Seventeen proteins, called the Kidney Risk Inflammatory Signature (KRIS), could allow doctors to determine the risk of progression to end stage renal disease in a patient with diabetic kidney disease.
A low-tech problem troubles the high-tech world of digital pathology imaging: There are no reliable standards for the quality of digitized tissue slides comprising the source material for computers reading and analyzing vast numbers of images. Poor-quality slides get mixed in with accurate slides, potentially confusing a computer program trying to learn what a cancerous cell looks like. Researchers from Case Western Reserve University are trying to fix this, sharing an open-source quality control standard.
Scientists at Christiana Care Health System's Gene Editing Institute and NovellusDx, an Israeli biotechnology company, have deployed a breakthrough CRISPR gene-editing tool to successfully engineer multiple edits simultaneously to fragments of DNA extracted from a human cell, according to a new study published today in The CRISPR Journal. The tool can rapidly reproduce, in a human DNA sample, the unique and complex genetic features of an individual patient's cancer tumor.
Harmonization method developed to reduce site-related differences between neuroimaging data from individual imaging sites and publicly released big data of multiple psychiatric disorders from many imaging sites.
Like other biofluids, sweat contains a wealth of information about what's going on inside the body. However, collecting the fluid for analysis, usually by dripping or absorbing it from the skin's surface, can be time-consuming and messy. Now, researchers have developed a bandage-like biosensor that both collects and -- in conjunction with a smart phone -- analyzes sweat. The device, which could someday help diagnose diseases, is reported in ACS' journal Analytical Chemistry.

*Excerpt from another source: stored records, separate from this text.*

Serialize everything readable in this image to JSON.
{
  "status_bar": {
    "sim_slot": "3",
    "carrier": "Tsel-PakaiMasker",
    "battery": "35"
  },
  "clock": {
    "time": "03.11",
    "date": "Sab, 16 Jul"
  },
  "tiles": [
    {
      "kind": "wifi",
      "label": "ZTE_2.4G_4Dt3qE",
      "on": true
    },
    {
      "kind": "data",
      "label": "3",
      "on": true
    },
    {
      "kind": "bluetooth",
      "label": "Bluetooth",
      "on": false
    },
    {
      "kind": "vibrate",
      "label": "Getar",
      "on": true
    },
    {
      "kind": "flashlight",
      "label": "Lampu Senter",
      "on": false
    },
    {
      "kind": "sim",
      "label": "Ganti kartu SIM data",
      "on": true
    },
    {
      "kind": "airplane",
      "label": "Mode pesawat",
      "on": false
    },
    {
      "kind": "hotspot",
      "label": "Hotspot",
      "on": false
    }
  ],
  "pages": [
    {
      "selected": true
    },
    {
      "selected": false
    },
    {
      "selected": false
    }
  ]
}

Previous research has suggested that specific factors about the doctor performing colonoscopy -- for example, a gastroenterologist versus a surgeon, female versus male -- were associated with different rates of detection of precancerous polyps. However, a Cleveland Clinic-led research team found that those previously described differences among endoscopists are not true.
Only about one in four people diagnosed with acute myelogenous leukemia (AML) survive five years after the initial diagnosis. To improve that survival rate, researchers at The University of Texas at San Antonio (UTSA) and the University of Texas MD Anderson Cancer Center created an online atlas to identify and classify protein signatures present at AML diagnosis.
Adjusting the frequency and dosage of Parkinson's patients' medication is complex. In their 'ON' state they respond positively to medication and in their 'OFF' state symptoms return. Addressing these fluctuations requires a clinical exam, history-taking or a patient's self-report, which are not always practical or reliable. A new technology that combines an algorithm with a senor-based system using wearable motion sensors, automatically, continuously and reliably detects a patient's medication ON and OFF states without patient or physician engagement.
To improve the treatment of children with irritable bowel syndrome (IBS), investigators have developed a sophisticated way to analyze the microbial and metabolic contents of the gut. A report in The Journal of Molecular Diagnostics, published by Elsevier, describes how a new battery of tests enables researchers to distinguish patients with IBS from healthy children and identifies correlations between certain microbes and metabolites with abdominal pain. With this information, doctors envision tailoring nutritional and targeted therapies that address a child's specific gastrointestinal problems.
UCLA researchers have developed a new artificial intelligence system to help radiologists improve their ability to diagnose prostate cancer.